Dear Priests: It’s Time for the Biggest Outreach in Church History

The shepherds have to go out and find the lost sheep again. Here’s how.

Worshippers gather for a Mass on Dec. 23, 2020, in St. Martin’s Cathedral in Bratislava, Slovakia.
Worshippers gather for a Mass on Dec. 23, 2020, in St. Martin’s Cathedral in Bratislava, Slovakia. (photo: Robert Barca / Getty Images)

The past few weeks have witnessed more bishops restoring the obligation of Sunday Mass in their dioceses, but if the expectation is that everyone will return just as prior to the COVID-19 restrictions, they should prepare to be disappointed. Some Catholics feel like they have been mistreated and ignored during the past 16 months, and they are in no hurry to return to the pews. At this stage, it is not enough for priests to sit idly by and hope for their return. It is time for the shepherds to go out and find the lost sheep. I offer three ideas for helping to accomplish that.

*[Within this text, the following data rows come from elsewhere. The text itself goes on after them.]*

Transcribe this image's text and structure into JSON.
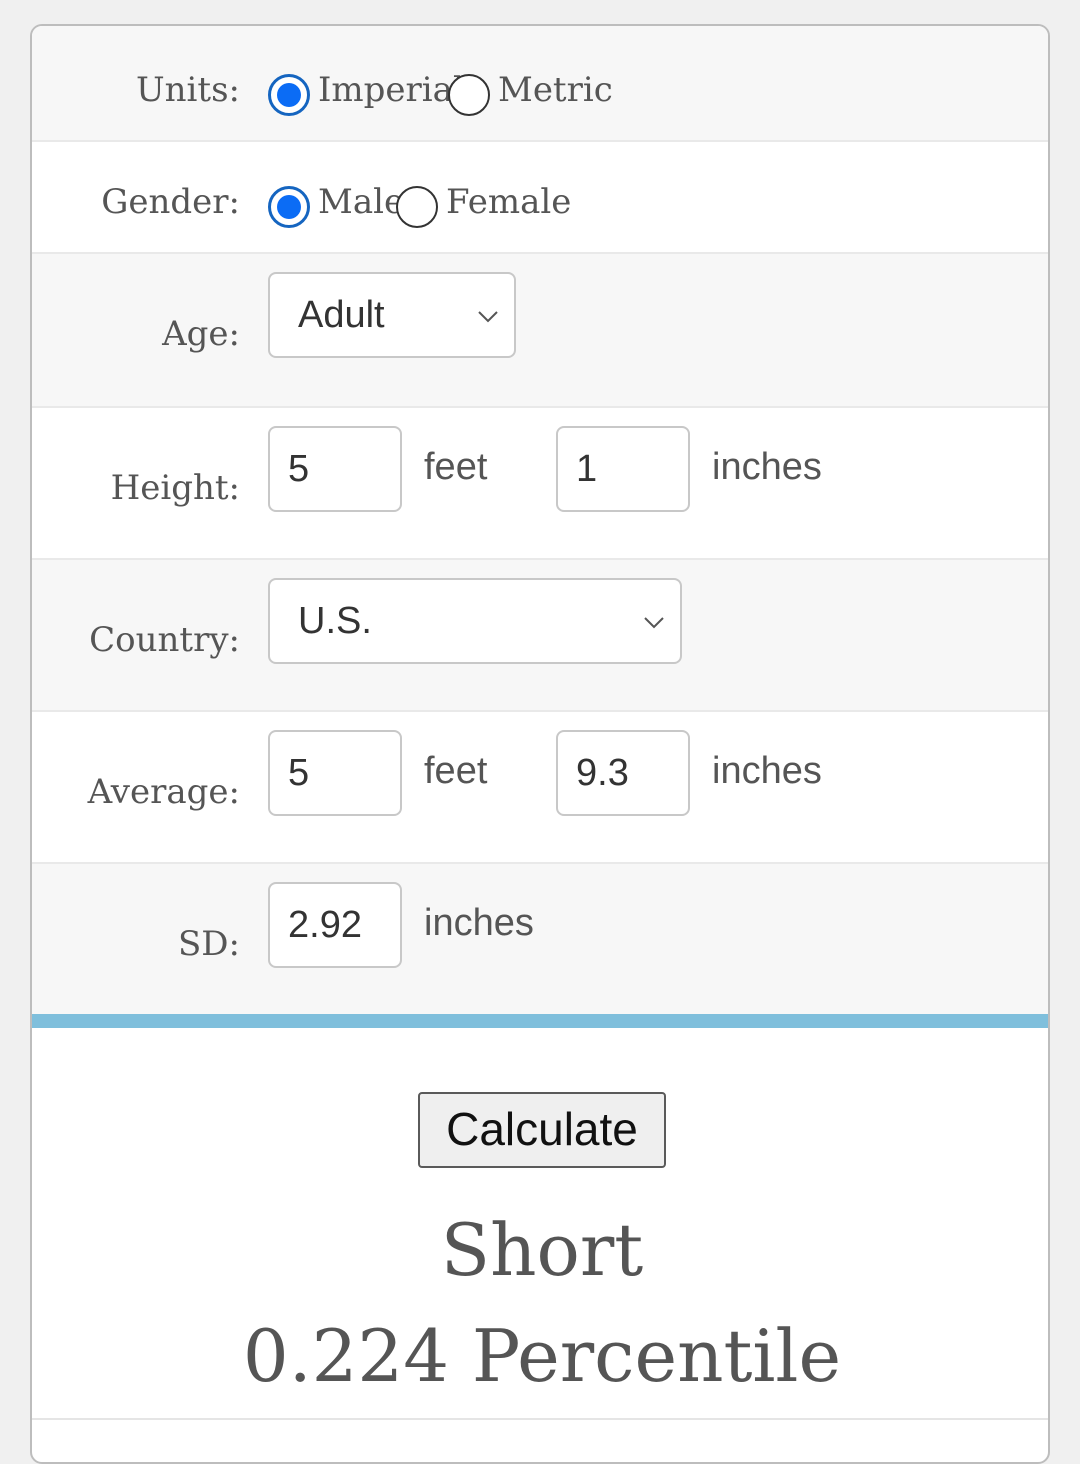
{
  "form": {
    "units": {
      "label": "Units:",
      "options": [
        {
          "label": "Imperial",
          "checked": true
        },
        {
          "label": "Metric",
          "checked": false
        }
      ]
    },
    "gender": {
      "label": "Gender:",
      "options": [
        {
          "label": "Male",
          "checked": true
        },
        {
          "label": "Female",
          "checked": false
        }
      ]
    },
    "age": {
      "label": "Age:",
      "selected": "Adult"
    },
    "height": {
      "label": "Height:",
      "feet_value": "5",
      "feet_unit": "feet",
      "inches_value": "1",
      "inches_unit": "inches"
    },
    "country": {
      "label": "Country:",
      "selected": "U.S."
    },
    "average": {
      "label": "Average:",
      "feet_value": "5",
      "feet_unit": "feet",
      "inches_value": "9.3",
      "inches_unit": "inches"
    },
    "sd": {
      "label": "SD:",
      "value": "2.92",
      "unit": "inches"
    }
  },
  "calculate_label": "Calculate",
  "result": {
    "category": "Short",
    "percentile": "0.224 Percentile"
  },
  "colors": {
    "accent_bar": "#7fbfdc",
    "radio_checked": "#0b6cf5"
  }
}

First, the clergy must admit that many members of the laity have been mistreated since March 2020.

One Sunday last year, I showed up for Mass only to be told that the church was already at “full capacity.” (This policy was the result of an executive order from Virginia’s governor. That same governor, by the way, had seen fit to sign grisly pro-abortion legislation — on Good Friday.)

After being told there was no more room, I expected to at least watch the Mass from outside, yet I was told that the doors must remain shut during Mass. (This directive, which had the effect of limiting fresh air inside the Church, still has me stumped. Then again, the year 2020 was not a great year for logic.) So I stayed outside instead, and read the day’s Gospel on my iPhone and listened for the sound of bells, in order to kneel on the concrete during the consecration.

Unpermitted to even be on the outside looking in, I was on the outside listening in — or at least trying to do so. That effort might describe the situation of many Catholics in 2020. 

Of course, things became far worse. 

In 2020, many Catholics suffered from the uncharity and callous indifference of prelates. Some churches were closed for months. I have friends who had to wait many months for their firstborn daughter to be baptized. Even after Holy Communion was again allowed, a friend of mine asked the priest if she could receive Communion on the tongue, and was criticized for her request. All this was justified with vague appeals to “prudence,” which meant — as it turned out — not turning out for Mass.

Second, the clergy should express sorrow that many members of the laity have been ignored during the pandemic.

Many members of the laity have wondered why their parish priest never called them on the phone to see how they were doing. During a time when the sacraments were in short supply while fear and confusion were in large supply, why not call parishioners? For everything that was shut down, the phone lines were open. Every parishioner should have received a phone call. That did not happen.

Dear priests, as part of post-COVID outreach program, please pick up the phone. If you can’t think of anything else to say, say you’re sorry. It is a built-in irony of Catholicism that members of the laity often say to priests, “I am sorry,” or “I am deeply sorry,” but rarely does the reverse occur. This is a perfect opportunity to do so. Be prepared to listen to some very frustrated parishioners who have felt abandoned for the past 16 months. Please be prepared to be empathetic, because that empathy might make all the difference both in this world, and in the next.

On this note, may I make another suggestion to the priests reading this? Please stand in line for Confession. I am a 50-year-old devout Catholic, and I’ve never seen a priest in line for Confession once. My children see me going to Confession, and it makes a powerful impact. Why not stand in line and make an even greater impact for your parish?

And this leads to my next point.

Third, we need to learn about the importance of the sacraments again.

During the past 16 months, we have seen the sacraments not only withheld, but with an appalling nonchalance that made some particular situations far worse. For weeks or months or over a year, babies went without Baptism, teenagers went without Confirmation, nearly everyone went without Holy Communion, nearly everyone went without Confession, couples went without Matrimony, young men went without Holy Orders, and the sick went — and departed — without Extreme Unction.

We need to regain a love for the seven sacraments that were instituted by Christ for eternal life. Please help us. Please teach us about the beauty and joy of the sacraments.

One last point to priests. I know that many of you have been heroic and extraordinarily charitable during all of this, and many of you have been tirelessly creative. (The idea of drive-through Confessions comes to mind, and I will always remember going to Confession in a Camaro.)

There are many priests in my life I am privileged to call friends. The importance of the priesthood is unfathomable. If I had my entire life to try, I could not come close to repaying the priests whom I have encountered in my life. So please do not take the above as anything other than constructive advice from a sinner in the pew. I am sincerely trying to help, with as much charity as God will grace me. Please be assured that each of you priests are, and will remain, in the prayers of a rather large Catholic family in Florida. Please keep us in your prayers as well.